Claire then completed the relationship by designing a ritual of release. A few months after breaking up with Jack, she traveled solo to Mexico, aware that she had to face her fear of being alone. Once Claire had enjoyed a few days at the beach, her heart told her it was time to put the past behind her. The next morning, she headed for the beach, walking down a rocky path lined with lilac and sage bushes that filled the air with heavenly scents. At the beach, she dug a hole big enough to bury her experiences of loss associated with every relationship in her life.

Next she read aloud the eulogy she had written: “My dear Jack, you gave me the opportunity to witness and love myself. You believed in me and truly loved me—thank you. I will always remember your unique spirit and am grateful for knowing you and the time together. I bless and release you from my life.” Then she placed sprigs of sage she had picked on his picture, laid it and the eulogy in the hole, and covered them with sand. Finally, she placed a stone on top of the makeshift grave.

For the first time since she had left the relationship, she felt at peace. She also knew that she was not alone but in touch with her true being and connected to her source, which had always been there. By not settling for an unfulfilling relationship, she opened herself to the possibility of cocreating a fulfilling one with someone else in the future.

Blessing and releasing unhealthy and unfulfilling relationships unleashes a flow of energy through the heart. This energetic validation of partnership with ourselves manifests soul-hearted partnerships with others in the future.

Releasing patterns and unresolved grievances frees us to discover and support our true being. Then, listening to the voice of spirit through the heart, we are guided to see that we are responsible for co-creating our own reality, and we make more discerning choices for a more fulfilling life.

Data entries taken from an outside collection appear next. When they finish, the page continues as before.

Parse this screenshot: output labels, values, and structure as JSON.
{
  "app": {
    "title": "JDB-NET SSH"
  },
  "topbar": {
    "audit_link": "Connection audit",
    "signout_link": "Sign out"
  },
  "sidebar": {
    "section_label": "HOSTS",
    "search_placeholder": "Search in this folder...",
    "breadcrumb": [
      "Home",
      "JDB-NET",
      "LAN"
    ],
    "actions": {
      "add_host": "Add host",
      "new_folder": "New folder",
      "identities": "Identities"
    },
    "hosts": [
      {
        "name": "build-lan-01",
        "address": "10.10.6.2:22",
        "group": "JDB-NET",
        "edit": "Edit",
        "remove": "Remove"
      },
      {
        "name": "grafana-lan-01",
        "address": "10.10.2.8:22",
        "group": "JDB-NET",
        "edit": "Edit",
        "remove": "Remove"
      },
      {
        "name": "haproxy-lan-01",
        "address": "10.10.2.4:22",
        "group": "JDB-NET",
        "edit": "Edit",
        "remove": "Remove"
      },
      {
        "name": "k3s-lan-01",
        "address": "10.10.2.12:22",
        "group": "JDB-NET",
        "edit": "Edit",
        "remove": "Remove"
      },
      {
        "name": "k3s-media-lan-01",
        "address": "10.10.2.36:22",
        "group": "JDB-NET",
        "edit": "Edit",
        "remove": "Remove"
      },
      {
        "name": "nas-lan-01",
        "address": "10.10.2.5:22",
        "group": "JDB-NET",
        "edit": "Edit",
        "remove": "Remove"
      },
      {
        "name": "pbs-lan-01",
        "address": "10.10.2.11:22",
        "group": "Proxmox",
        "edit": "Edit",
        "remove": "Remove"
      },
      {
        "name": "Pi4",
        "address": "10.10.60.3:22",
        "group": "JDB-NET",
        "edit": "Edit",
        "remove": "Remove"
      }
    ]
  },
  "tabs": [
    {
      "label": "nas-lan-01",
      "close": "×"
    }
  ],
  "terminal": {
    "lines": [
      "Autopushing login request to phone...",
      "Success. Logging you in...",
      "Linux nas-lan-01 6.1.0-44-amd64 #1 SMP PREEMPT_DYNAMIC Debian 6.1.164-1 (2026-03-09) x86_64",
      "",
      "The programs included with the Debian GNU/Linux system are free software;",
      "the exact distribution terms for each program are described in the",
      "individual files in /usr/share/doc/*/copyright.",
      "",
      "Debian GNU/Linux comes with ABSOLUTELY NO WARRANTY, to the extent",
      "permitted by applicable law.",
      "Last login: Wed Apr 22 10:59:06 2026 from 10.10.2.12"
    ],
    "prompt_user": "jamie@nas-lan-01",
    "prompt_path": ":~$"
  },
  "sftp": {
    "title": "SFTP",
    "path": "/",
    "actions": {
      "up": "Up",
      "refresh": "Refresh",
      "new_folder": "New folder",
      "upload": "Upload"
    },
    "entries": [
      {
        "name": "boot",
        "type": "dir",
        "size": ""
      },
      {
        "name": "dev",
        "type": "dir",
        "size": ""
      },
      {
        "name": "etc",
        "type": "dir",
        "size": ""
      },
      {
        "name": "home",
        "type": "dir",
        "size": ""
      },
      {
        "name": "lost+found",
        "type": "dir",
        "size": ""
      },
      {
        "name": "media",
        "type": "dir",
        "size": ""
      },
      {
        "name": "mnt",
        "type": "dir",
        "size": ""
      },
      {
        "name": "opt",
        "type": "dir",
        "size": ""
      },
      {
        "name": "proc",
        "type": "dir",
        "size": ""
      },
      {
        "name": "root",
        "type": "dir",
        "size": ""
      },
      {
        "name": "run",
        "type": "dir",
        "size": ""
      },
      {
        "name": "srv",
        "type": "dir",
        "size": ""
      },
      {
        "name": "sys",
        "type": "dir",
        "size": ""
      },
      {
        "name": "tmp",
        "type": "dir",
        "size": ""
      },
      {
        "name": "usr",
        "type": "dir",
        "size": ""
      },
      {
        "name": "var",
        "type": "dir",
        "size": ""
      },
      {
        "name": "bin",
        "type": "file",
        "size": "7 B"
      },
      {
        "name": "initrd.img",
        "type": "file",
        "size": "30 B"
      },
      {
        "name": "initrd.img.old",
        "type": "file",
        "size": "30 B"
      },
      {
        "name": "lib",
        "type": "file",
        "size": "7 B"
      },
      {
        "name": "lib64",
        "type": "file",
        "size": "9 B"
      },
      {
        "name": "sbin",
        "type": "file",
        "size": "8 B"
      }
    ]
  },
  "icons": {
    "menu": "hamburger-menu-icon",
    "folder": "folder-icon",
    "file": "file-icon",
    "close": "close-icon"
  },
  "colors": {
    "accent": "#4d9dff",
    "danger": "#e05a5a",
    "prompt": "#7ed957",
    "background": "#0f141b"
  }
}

Excerpt from Soul-Hearted Partnership: Creating the Ultimate Experience of Love, Passion, and Intimacy by Dr. Debra L. Reble and published with permission.

About the author

Dr. Debra L. Reble

Dr. Debra L. Reble is a licensed psychologist with expertise in the areas of individual and relationship counseling. She earned her doctorate in 1993 at Kent State University where she also taught courses in their school psychology program.

As a therapeutic intuitive, Debra also specializes in energetic healing, meditation, and guides people on their pathway toward personal transformation. She also serves as a life/spiritual coach providing information and supporting people through their life transitions. Her valuable insights and ability to assess and help people to release behavioral patterns and energetic blocks brings an enlightened perspective to human processes. Additionally, Debra focuses her energy through the heart center to nurture, embrace, and assist people in realizing their fullest potential.

To know more about Debra, visit her website